In an Independent editorial entitled 'The Fabian Alternative', Fiona Rotheram asks 'Can a new left-wing policy forum incite widespread public debate on economic and. social issues':
'Among the guests at a recent Auckland event staged by the right-wing think tank, the Business Roundtable, businessman Selwyn Pellett seemed an odd invitee.
He's one of the founding members of the traditionally left wing-associated New Zealand Fabian Society, launched this week to stir up public debate on our economic future. He's also behind the Productive Economy Council, a group of business people who want to see New Zealand return to the upper end of the OECD in terms of GDP per capita but don't subscribe to our current economic policies.
Perhaps the Roundtable subscribes to the old adage about keeping your friends close and your enemies even closer.

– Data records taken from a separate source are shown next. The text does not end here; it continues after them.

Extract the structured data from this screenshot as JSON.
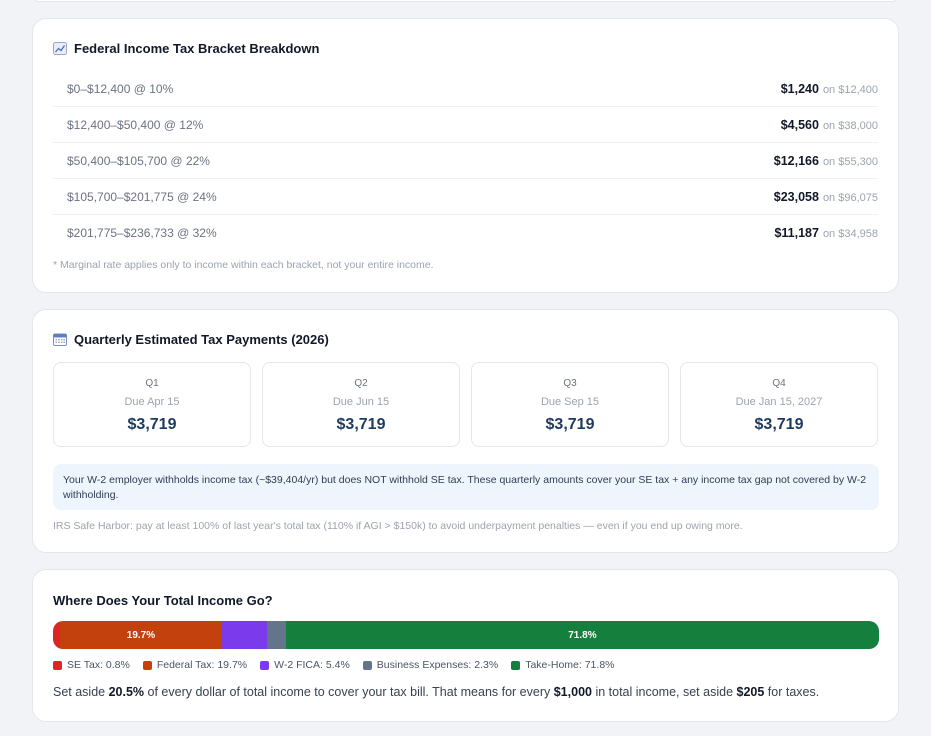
{
  "brackets_card": {
    "title": "Federal Income Tax Bracket Breakdown",
    "icon": "chart-icon",
    "rows": [
      {
        "range": "$0–$12,400 @ 10%",
        "amount": "$1,240",
        "on": "on $12,400"
      },
      {
        "range": "$12,400–$50,400 @ 12%",
        "amount": "$4,560",
        "on": "on $38,000"
      },
      {
        "range": "$50,400–$105,700 @ 22%",
        "amount": "$12,166",
        "on": "on $55,300"
      },
      {
        "range": "$105,700–$201,775 @ 24%",
        "amount": "$23,058",
        "on": "on $96,075"
      },
      {
        "range": "$201,775–$236,733 @ 32%",
        "amount": "$11,187",
        "on": "on $34,958"
      }
    ],
    "footnote": "* Marginal rate applies only to income within each bracket, not your entire income."
  },
  "quarterly_card": {
    "title": "Quarterly Estimated Tax Payments (2026)",
    "icon": "calendar-icon",
    "quarters": [
      {
        "label": "Q1",
        "due": "Due Apr 15",
        "amount": "$3,719"
      },
      {
        "label": "Q2",
        "due": "Due Jun 15",
        "amount": "$3,719"
      },
      {
        "label": "Q3",
        "due": "Due Sep 15",
        "amount": "$3,719"
      },
      {
        "label": "Q4",
        "due": "Due Jan 15, 2027",
        "amount": "$3,719"
      }
    ],
    "info": "Your W-2 employer withholds income tax (~$39,404/yr) but does NOT withhold SE tax. These quarterly amounts cover your SE tax + any income tax gap not covered by W-2 withholding.",
    "safe_harbor": "IRS Safe Harbor: pay at least 100% of last year's total tax (110% if AGI > $150k) to avoid underpayment penalties — even if you end up owing more."
  },
  "income_card": {
    "title": "Where Does Your Total Income Go?",
    "segments": [
      {
        "name": "SE Tax",
        "percent": 0.8,
        "label": "",
        "color": "#dc2626"
      },
      {
        "name": "Federal Tax",
        "percent": 19.7,
        "label": "19.7%",
        "color": "#c2410c"
      },
      {
        "name": "W-2 FICA",
        "percent": 5.4,
        "label": "",
        "color": "#7c3aed"
      },
      {
        "name": "Business Expenses",
        "percent": 2.3,
        "label": "",
        "color": "#64748b"
      },
      {
        "name": "Take-Home",
        "percent": 71.8,
        "label": "71.8%",
        "color": "#15803d"
      }
    ],
    "legend": [
      {
        "text": "SE Tax: 0.8%",
        "color": "#dc2626"
      },
      {
        "text": "Federal Tax: 19.7%",
        "color": "#c2410c"
      },
      {
        "text": "W-2 FICA: 5.4%",
        "color": "#7c3aed"
      },
      {
        "text": "Business Expenses: 2.3%",
        "color": "#64748b"
      },
      {
        "text": "Take-Home: 71.8%",
        "color": "#15803d"
      }
    ],
    "summary": {
      "p1": "Set aside ",
      "pct": "20.5%",
      "p2": " of every dollar of total income to cover your tax bill. That means for every ",
      "base": "$1,000",
      "p3": " in total income, set aside ",
      "aside": "$205",
      "p4": " for taxes."
    }
  }
}
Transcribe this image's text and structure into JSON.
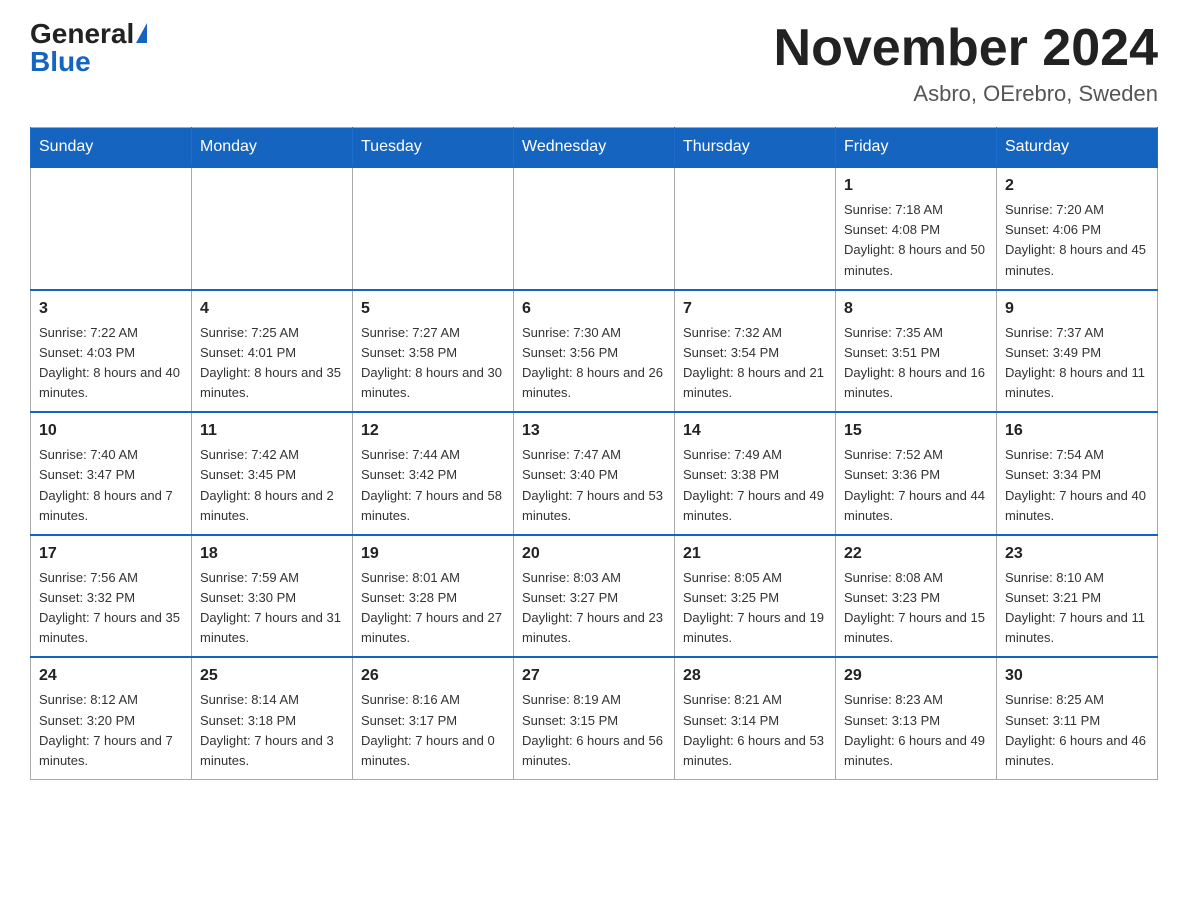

Finance Minister Bill English and Roundtable chairman and head of Ernst & Young Rob McLeod both gave rousing off-the-record speeches at the Roundtable do. Oddly enough, Pellett agreed with just about everything McLeod said about New Zealand's economic woes and that Prime Minister John Key needs to start taking more action on the policy front. Where McLeod and Pellett differ is on the solutions needed.
"The principle here is that we don't care about left and right, what we care about is right and wrong policies," Pellett says. He and the other 100 or so New Zealand Fabian Society members argue while there is general consensus that our economic future is precarious - our exports too low, our debt too high, and our relative standard of living in decline - the public debate has for many years been limited to the solutions of the neo-liberal right."We've had sound bite politics for the past 20 years where people vote on things when they don't understand the issues and it gets reduced to 'this soundbite sounds better than that one'," Pellett says.
Which is why the Society is kicking off a seminar and lecture series next week in Auckland, Wellington and Christchurch. Entitled 'Bold ideas for a better future', the first seminar is themed on building a resilient economy and features BERL economist Ganesh Nana, media commentator and Sunday StarTimes columnist Rod Oram, John Walley from the Manufacturers'and Exporters' Association, and Pellett.The lecture series will focus on tax and budget issues.
Fabian Societies have been previously active in New Zealand, though not for the past 40 years or so, says chairman Mike Smith (former Labour Party secretary until he retired last September). One former member was William Pember Reeves, the Liberal MP who introduced the Industrial Conciliation and Arbitration Act 1894 - the world's first compulsory system of state arbitration (see box story on other famous Fabians).
The Fabian Society started inthe late 19th century as a British intellectual socialist movement, aimed at advancing social democracy principles through evolution rather than revolution.The British society laid the foundations of the Labour party and today is a vanguard think tank of the New Labour movement. In Australia, the Fabian Society founded there in 1947 is that country's oldest political think tank. It also has strong Labour party links, with Gough Whitlam said to have adopted the Fabian approach from the day he entered Parliament. One US commentator (see Americanthinker.com) has also alluded to Barack Obama's administration as the triumph ofthe Fabians because today's Democratic Party has embarked on a course to "remake" America. Smith and Pellett reckon the New Zealand Society will be independent of the local Labour Party."We don't want that and we will be a lot less aligned [than elsewhere] but progressive policy, by its nature, always comes from Left people who want to change things while Conservatives want to keep things as they are," Pellett says. Smith reckons it is not politicalv iewpoints or ideology that matters. "Everyone involved so far cares about what is happening to New Zealand and thinks there needs to be broader debate, and so do I. "They stop short of calling the new group a think tank because it hasn't got the funding (members pay only $20 to join) for in-depth research. Rather their motto is''inciting debate - Wero 0 te ahi".As Pellett says, getting people to debate issues with you is the fastest way to learn whether your arguments are weak or not. It's hard to argue with that.